Give back the data exactly, with no images.

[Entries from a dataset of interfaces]

== Segment start ==

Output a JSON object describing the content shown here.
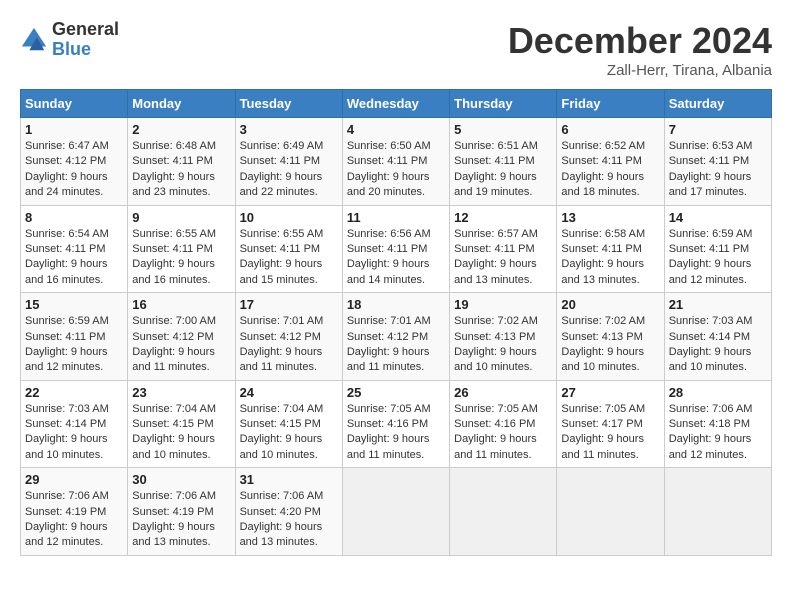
{
  "logo": {
    "line1": "General",
    "line2": "Blue"
  },
  "title": "December 2024",
  "subtitle": "Zall-Herr, Tirana, Albania",
  "days_of_week": [
    "Sunday",
    "Monday",
    "Tuesday",
    "Wednesday",
    "Thursday",
    "Friday",
    "Saturday"
  ],
  "weeks": [
    [
      {
        "num": "1",
        "sunrise": "6:47 AM",
        "sunset": "4:12 PM",
        "daylight": "9 hours and 24 minutes."
      },
      {
        "num": "2",
        "sunrise": "6:48 AM",
        "sunset": "4:11 PM",
        "daylight": "9 hours and 23 minutes."
      },
      {
        "num": "3",
        "sunrise": "6:49 AM",
        "sunset": "4:11 PM",
        "daylight": "9 hours and 22 minutes."
      },
      {
        "num": "4",
        "sunrise": "6:50 AM",
        "sunset": "4:11 PM",
        "daylight": "9 hours and 20 minutes."
      },
      {
        "num": "5",
        "sunrise": "6:51 AM",
        "sunset": "4:11 PM",
        "daylight": "9 hours and 19 minutes."
      },
      {
        "num": "6",
        "sunrise": "6:52 AM",
        "sunset": "4:11 PM",
        "daylight": "9 hours and 18 minutes."
      },
      {
        "num": "7",
        "sunrise": "6:53 AM",
        "sunset": "4:11 PM",
        "daylight": "9 hours and 17 minutes."
      }
    ],
    [
      {
        "num": "8",
        "sunrise": "6:54 AM",
        "sunset": "4:11 PM",
        "daylight": "9 hours and 16 minutes."
      },
      {
        "num": "9",
        "sunrise": "6:55 AM",
        "sunset": "4:11 PM",
        "daylight": "9 hours and 16 minutes."
      },
      {
        "num": "10",
        "sunrise": "6:55 AM",
        "sunset": "4:11 PM",
        "daylight": "9 hours and 15 minutes."
      },
      {
        "num": "11",
        "sunrise": "6:56 AM",
        "sunset": "4:11 PM",
        "daylight": "9 hours and 14 minutes."
      },
      {
        "num": "12",
        "sunrise": "6:57 AM",
        "sunset": "4:11 PM",
        "daylight": "9 hours and 13 minutes."
      },
      {
        "num": "13",
        "sunrise": "6:58 AM",
        "sunset": "4:11 PM",
        "daylight": "9 hours and 13 minutes."
      },
      {
        "num": "14",
        "sunrise": "6:59 AM",
        "sunset": "4:11 PM",
        "daylight": "9 hours and 12 minutes."
      }
    ],
    [
      {
        "num": "15",
        "sunrise": "6:59 AM",
        "sunset": "4:11 PM",
        "daylight": "9 hours and 12 minutes."
      },
      {
        "num": "16",
        "sunrise": "7:00 AM",
        "sunset": "4:12 PM",
        "daylight": "9 hours and 11 minutes."
      },
      {
        "num": "17",
        "sunrise": "7:01 AM",
        "sunset": "4:12 PM",
        "daylight": "9 hours and 11 minutes."
      },
      {
        "num": "18",
        "sunrise": "7:01 AM",
        "sunset": "4:12 PM",
        "daylight": "9 hours and 11 minutes."
      },
      {
        "num": "19",
        "sunrise": "7:02 AM",
        "sunset": "4:13 PM",
        "daylight": "9 hours and 10 minutes."
      },
      {
        "num": "20",
        "sunrise": "7:02 AM",
        "sunset": "4:13 PM",
        "daylight": "9 hours and 10 minutes."
      },
      {
        "num": "21",
        "sunrise": "7:03 AM",
        "sunset": "4:14 PM",
        "daylight": "9 hours and 10 minutes."
      }
    ],
    [
      {
        "num": "22",
        "sunrise": "7:03 AM",
        "sunset": "4:14 PM",
        "daylight": "9 hours and 10 minutes."
      },
      {
        "num": "23",
        "sunrise": "7:04 AM",
        "sunset": "4:15 PM",
        "daylight": "9 hours and 10 minutes."
      },
      {
        "num": "24",
        "sunrise": "7:04 AM",
        "sunset": "4:15 PM",
        "daylight": "9 hours and 10 minutes."
      },
      {
        "num": "25",
        "sunrise": "7:05 AM",
        "sunset": "4:16 PM",
        "daylight": "9 hours and 11 minutes."
      },
      {
        "num": "26",
        "sunrise": "7:05 AM",
        "sunset": "4:16 PM",
        "daylight": "9 hours and 11 minutes."
      },
      {
        "num": "27",
        "sunrise": "7:05 AM",
        "sunset": "4:17 PM",
        "daylight": "9 hours and 11 minutes."
      },
      {
        "num": "28",
        "sunrise": "7:06 AM",
        "sunset": "4:18 PM",
        "daylight": "9 hours and 12 minutes."
      }
    ],
    [
      {
        "num": "29",
        "sunrise": "7:06 AM",
        "sunset": "4:19 PM",
        "daylight": "9 hours and 12 minutes."
      },
      {
        "num": "30",
        "sunrise": "7:06 AM",
        "sunset": "4:19 PM",
        "daylight": "9 hours and 13 minutes."
      },
      {
        "num": "31",
        "sunrise": "7:06 AM",
        "sunset": "4:20 PM",
        "daylight": "9 hours and 13 minutes."
      },
      null,
      null,
      null,
      null
    ]
  ]
}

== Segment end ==

Your solution:
Output a JSON object describing the content shown here.
{
  "logo": {
    "line1": "General",
    "line2": "Blue"
  },
  "title": "December 2024",
  "subtitle": "Zall-Herr, Tirana, Albania",
  "days_of_week": [
    "Sunday",
    "Monday",
    "Tuesday",
    "Wednesday",
    "Thursday",
    "Friday",
    "Saturday"
  ],
  "weeks": [
    [
      {
        "num": "1",
        "sunrise": "6:47 AM",
        "sunset": "4:12 PM",
        "daylight": "9 hours and 24 minutes."
      },
      {
        "num": "2",
        "sunrise": "6:48 AM",
        "sunset": "4:11 PM",
        "daylight": "9 hours and 23 minutes."
      },
      {
        "num": "3",
        "sunrise": "6:49 AM",
        "sunset": "4:11 PM",
        "daylight": "9 hours and 22 minutes."
      },
      {
        "num": "4",
        "sunrise": "6:50 AM",
        "sunset": "4:11 PM",
        "daylight": "9 hours and 20 minutes."
      },
      {
        "num": "5",
        "sunrise": "6:51 AM",
        "sunset": "4:11 PM",
        "daylight": "9 hours and 19 minutes."
      },
      {
        "num": "6",
        "sunrise": "6:52 AM",
        "sunset": "4:11 PM",
        "daylight": "9 hours and 18 minutes."
      },
      {
        "num": "7",
        "sunrise": "6:53 AM",
        "sunset": "4:11 PM",
        "daylight": "9 hours and 17 minutes."
      }
    ],
    [
      {
        "num": "8",
        "sunrise": "6:54 AM",
        "sunset": "4:11 PM",
        "daylight": "9 hours and 16 minutes."
      },
      {
        "num": "9",
        "sunrise": "6:55 AM",
        "sunset": "4:11 PM",
        "daylight": "9 hours and 16 minutes."
      },
      {
        "num": "10",
        "sunrise": "6:55 AM",
        "sunset": "4:11 PM",
        "daylight": "9 hours and 15 minutes."
      },
      {
        "num": "11",
        "sunrise": "6:56 AM",
        "sunset": "4:11 PM",
        "daylight": "9 hours and 14 minutes."
      },
      {
        "num": "12",
        "sunrise": "6:57 AM",
        "sunset": "4:11 PM",
        "daylight": "9 hours and 13 minutes."
      },
      {
        "num": "13",
        "sunrise": "6:58 AM",
        "sunset": "4:11 PM",
        "daylight": "9 hours and 13 minutes."
      },
      {
        "num": "14",
        "sunrise": "6:59 AM",
        "sunset": "4:11 PM",
        "daylight": "9 hours and 12 minutes."
      }
    ],
    [
      {
        "num": "15",
        "sunrise": "6:59 AM",
        "sunset": "4:11 PM",
        "daylight": "9 hours and 12 minutes."
      },
      {
        "num": "16",
        "sunrise": "7:00 AM",
        "sunset": "4:12 PM",
        "daylight": "9 hours and 11 minutes."
      },
      {
        "num": "17",
        "sunrise": "7:01 AM",
        "sunset": "4:12 PM",
        "daylight": "9 hours and 11 minutes."
      },
      {
        "num": "18",
        "sunrise": "7:01 AM",
        "sunset": "4:12 PM",
        "daylight": "9 hours and 11 minutes."
      },
      {
        "num": "19",
        "sunrise": "7:02 AM",
        "sunset": "4:13 PM",
        "daylight": "9 hours and 10 minutes."
      },
      {
        "num": "20",
        "sunrise": "7:02 AM",
        "sunset": "4:13 PM",
        "daylight": "9 hours and 10 minutes."
      },
      {
        "num": "21",
        "sunrise": "7:03 AM",
        "sunset": "4:14 PM",
        "daylight": "9 hours and 10 minutes."
      }
    ],
    [
      {
        "num": "22",
        "sunrise": "7:03 AM",
        "sunset": "4:14 PM",
        "daylight": "9 hours and 10 minutes."
      },
      {
        "num": "23",
        "sunrise": "7:04 AM",
        "sunset": "4:15 PM",
        "daylight": "9 hours and 10 minutes."
      },
      {
        "num": "24",
        "sunrise": "7:04 AM",
        "sunset": "4:15 PM",
        "daylight": "9 hours and 10 minutes."
      },
      {
        "num": "25",
        "sunrise": "7:05 AM",
        "sunset": "4:16 PM",
        "daylight": "9 hours and 11 minutes."
      },
      {
        "num": "26",
        "sunrise": "7:05 AM",
        "sunset": "4:16 PM",
        "daylight": "9 hours and 11 minutes."
      },
      {
        "num": "27",
        "sunrise": "7:05 AM",
        "sunset": "4:17 PM",
        "daylight": "9 hours and 11 minutes."
      },
      {
        "num": "28",
        "sunrise": "7:06 AM",
        "sunset": "4:18 PM",
        "daylight": "9 hours and 12 minutes."
      }
    ],
    [
      {
        "num": "29",
        "sunrise": "7:06 AM",
        "sunset": "4:19 PM",
        "daylight": "9 hours and 12 minutes."
      },
      {
        "num": "30",
        "sunrise": "7:06 AM",
        "sunset": "4:19 PM",
        "daylight": "9 hours and 13 minutes."
      },
      {
        "num": "31",
        "sunrise": "7:06 AM",
        "sunset": "4:20 PM",
        "daylight": "9 hours and 13 minutes."
      },
      null,
      null,
      null,
      null
    ]
  ]
}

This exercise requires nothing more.